Cybercrime is on the rise globally, with more sophisticated tools available to attack vulnerable IT systems. Since the start of the COVID-19 pandemic, numerous school districts have experienced these attacks, which increased by 20% in 2020 compared to the previous year. A cybercrime attack like ransomware can cripple an organization and paralyze learning in a school. Without updated cybersecurity systems and cyber liability coverage, it could be difficult for impacted schools to recover from resultant losses in a timely and efficient manner.
Pandemic restrictions have forced many districts to rely more on virtual learning technology. Unfortunately, by making the digital switch, they’ve potentially become an easier target for hacking. In some cases, they may have suffered learning disruptions as a result, and sometimes their e-learning resources have even been shut down for a period of time.
Breach or seizure of e-learning systems in some districts has had devastating effects such as:
- Deletion of student information, hindering remote learning
- Theft of students’ and staff’s personal/private information, leading to credit or identity fraud
- Unwanted disclosure of personal information online
Cybercriminals illegally access the systems before encrypting the data to make digital student information or e-learning resources unavailable to learners and teachers. Affected school districts are then asked to pay a specified ransom fee to regain control of their network. In most instances, the illegal IT system seizures come with the threat of exposure of student information online unless the ransom demand is met.
Such attacks (ransomware) comprise about 12% of the cyber incidents impacting K-12 schools. Data breaches and leaks constitute almost 40% of the attacks. Criminals have also employed other tactics like denial-of-access, which usually accompany ransomware infringements. These forms of IT system breaches are behind the recent wave of remote learning disruptions in some districts.
Unfortunately for learners, not all impacted school systems can meet the hackers’ ransom demands. The consequences can be detrimental, as was the case in Fort Lauderdale, Florida, when the Broward County School District experienced a ransomware attack. Attackers demanded $40 million, but authorities declined to pay. In retaliation, the hackers published about 26,000 files they had stolen from the district’s IT system.
Besides the rapid adoption of technology in learning, other factors have contributed to the recent escalation of cyber breaches in schools. For starters, many districts incorporated virtual systems without adequate cyber security in place.
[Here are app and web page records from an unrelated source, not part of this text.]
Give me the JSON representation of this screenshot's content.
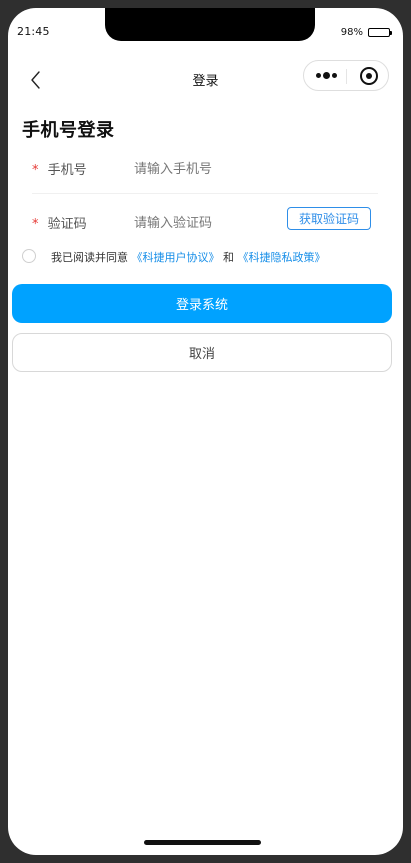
{
  "status_bar": {
    "time": "21:45",
    "battery_percent_text": "98%",
    "battery_level": 0.98,
    "battery_icon": "battery-icon"
  },
  "nav": {
    "title": "登录",
    "back_icon": "chevron-left-icon",
    "more_icon": "more-dots-icon",
    "close_icon": "target-icon"
  },
  "page": {
    "title": "手机号登录"
  },
  "form": {
    "phone": {
      "required_mark": "*",
      "label": "手机号",
      "value": "",
      "placeholder": "请输入手机号"
    },
    "code": {
      "required_mark": "*",
      "label": "验证码",
      "value": "",
      "placeholder": "请输入验证码",
      "button_label": "获取验证码"
    }
  },
  "agreement": {
    "prefix": "我已阅读并同意",
    "user_agreement": "《科捷用户协议》",
    "connector": "和",
    "privacy_policy": "《科捷隐私政策》",
    "checked": false
  },
  "actions": {
    "login_label": "登录系统",
    "cancel_label": "取消"
  },
  "colors": {
    "primary": "#00a2ff",
    "link": "#168ee8",
    "required": "#e53935",
    "outline": "#2e8ee8"
  }
}
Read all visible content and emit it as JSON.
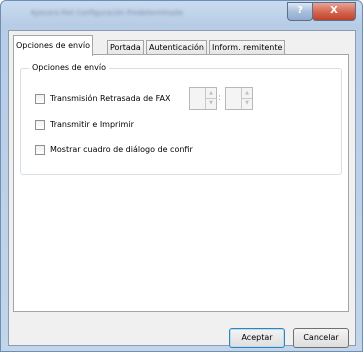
{
  "window": {
    "title": "Kyocera FAX Configuración Predeterminada",
    "help_label": "?",
    "close_label": "X"
  },
  "tabs": [
    {
      "label": "Opciones de envío",
      "active": true
    },
    {
      "label": "Portada",
      "active": false
    },
    {
      "label": "Autenticación",
      "active": false
    },
    {
      "label": "Inform. remitente",
      "active": false
    }
  ],
  "group": {
    "title": "Opciones de envío",
    "options": [
      {
        "label": "Transmisión Retrasada de FAX",
        "checked": false
      },
      {
        "label": "Transmitir e Imprimir",
        "checked": false
      },
      {
        "label": "Mostrar cuadro de diálogo de confir",
        "checked": false
      }
    ],
    "time_separator": ":",
    "hour_value": "",
    "minute_value": ""
  },
  "buttons": {
    "accept": "Aceptar",
    "cancel": "Cancelar"
  }
}
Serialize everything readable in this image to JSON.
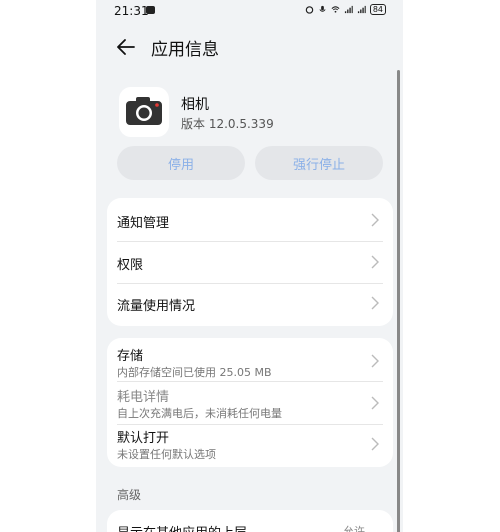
{
  "status_bar": {
    "time": "21:31",
    "battery": "84"
  },
  "header": {
    "title": "应用信息"
  },
  "app": {
    "name": "相机",
    "version": "版本 12.0.5.339"
  },
  "actions": {
    "disable_label": "停用",
    "force_stop_label": "强行停止"
  },
  "card1": [
    {
      "label": "通知管理"
    },
    {
      "label": "权限"
    },
    {
      "label": "流量使用情况"
    }
  ],
  "card2": [
    {
      "label": "存储",
      "sub": "内部存储空间已使用 25.05 MB"
    },
    {
      "label": "耗电详情",
      "sub": "自上次充满电后，未消耗任何电量"
    },
    {
      "label": "默认打开",
      "sub": "未设置任何默认选项"
    }
  ],
  "advanced": {
    "section_label": "高级",
    "row_label": "显示在其他应用的上层",
    "row_value": "允许"
  },
  "colors": {
    "accent_disabled": "#8ab0e8",
    "page_bg": "#f1f3f5"
  }
}
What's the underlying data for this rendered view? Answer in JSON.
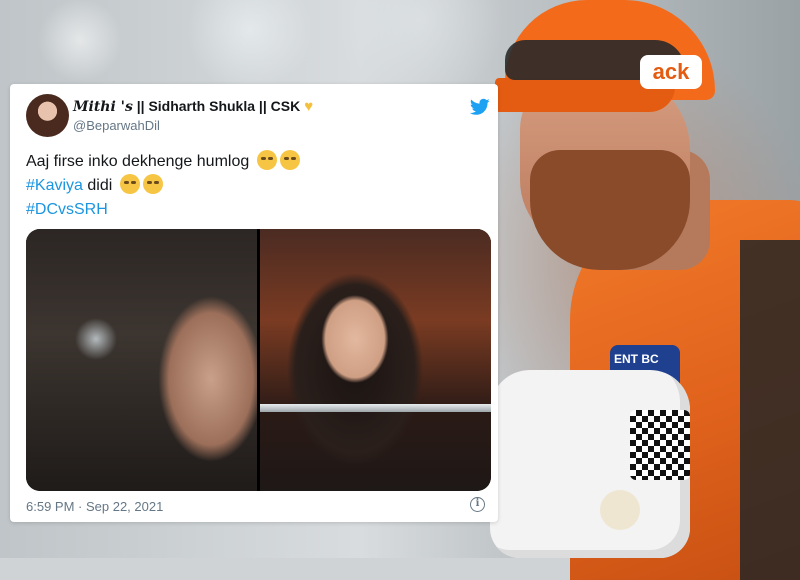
{
  "tweet": {
    "display_name_styled": "𝑴𝒊𝒕𝒉𝒊 '𝒔",
    "display_name_rest": " || Sidharth Shukla || CSK",
    "handle": "@BeparwahDil",
    "body_line1": "Aaj firse inko dekhenge humlog",
    "hashtag1": "#Kaviya",
    "body_line2_rest": " didi",
    "hashtag2": "#DCvsSRH",
    "timestamp": "6:59 PM · Sep 22, 2021",
    "info_glyph": "i"
  },
  "background": {
    "cap_logo_text": "ack",
    "sponsor_text": "ENT BC"
  },
  "colors": {
    "twitter_blue": "#1da1f2",
    "hashtag": "#1b95e0",
    "jersey_orange": "#f27a2a"
  },
  "icons": [
    "twitter-bird-icon",
    "heart-icon",
    "info-icon",
    "emoji-icon"
  ]
}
In addition to adding new technology and systems, a majority of these districts were understaffed in the cyber security department.
Due to a lack of funds, other school systems still use outdated technologies. Most of their students and employees may also not know what to do to abate these cyber threats.
The fact that cybercriminals are increasingly employing advanced hacking techniques complicates matters for the people in charge of building school network defenses. Often, remote students and educators have easily fallen for phishing scams after receiving spoofed email messages. It’s high time that school districts and local governments got better at thwarting cyber attacks.
Some viable remedies that these authorities can adopt to improve the security of their IT systems include:
- Having a risk assessment performed for cyber security controls
- Formulation of adequate cybersecurity protocols (and enforcing full compliance)
- Stronger password policies
- Cybersecurity education for all stakeholders, including educators and learners
- Cybersecurity insurance to pay for data breach-related losses, including ransom payments and identify theft/fraud
- Hiring cybersecurity personnel to help build stronger network defenses